WHAT IS BEING ASKED
Give back the lines below verbatim, omitting all pictures.

TASK MATERIAL
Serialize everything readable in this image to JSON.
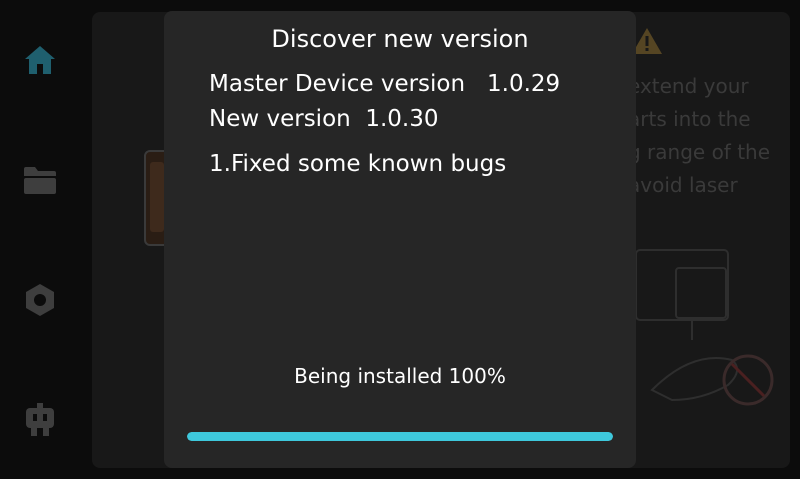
{
  "sidebar": {
    "items": [
      {
        "icon": "home-icon",
        "active": true
      },
      {
        "icon": "folder-icon",
        "active": false
      },
      {
        "icon": "settings-hex-icon",
        "active": false
      },
      {
        "icon": "robot-icon",
        "active": false
      }
    ]
  },
  "background_panel": {
    "warning_lines": [
      "extend your",
      "arts into the",
      "g range of the",
      "avoid laser"
    ]
  },
  "dialog": {
    "title": "Discover new version",
    "master_label": "Master Device version",
    "master_version": "1.0.29",
    "new_label": "New version",
    "new_version": "1.0.30",
    "changelog": "1.Fixed some known bugs",
    "status_text": "Being installed 100%",
    "progress_percent": 100
  },
  "colors": {
    "accent": "#3ec8dc",
    "nav_active": "#1f5f6e",
    "nav_inactive": "#3e3e3e",
    "warning": "#c89c3a"
  }
}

WORKED SOLUTION
Serialize everything readable in this image to JSON.
{
  "sidebar": {
    "items": [
      {
        "icon": "home-icon",
        "active": true
      },
      {
        "icon": "folder-icon",
        "active": false
      },
      {
        "icon": "settings-hex-icon",
        "active": false
      },
      {
        "icon": "robot-icon",
        "active": false
      }
    ]
  },
  "background_panel": {
    "warning_lines": [
      "extend your",
      "arts into the",
      "g range of the",
      "avoid laser"
    ]
  },
  "dialog": {
    "title": "Discover new version",
    "master_label": "Master Device version",
    "master_version": "1.0.29",
    "new_label": "New version",
    "new_version": "1.0.30",
    "changelog": "1.Fixed some known bugs",
    "status_text": "Being installed 100%",
    "progress_percent": 100
  },
  "colors": {
    "accent": "#3ec8dc",
    "nav_active": "#1f5f6e",
    "nav_inactive": "#3e3e3e",
    "warning": "#c89c3a"
  }
}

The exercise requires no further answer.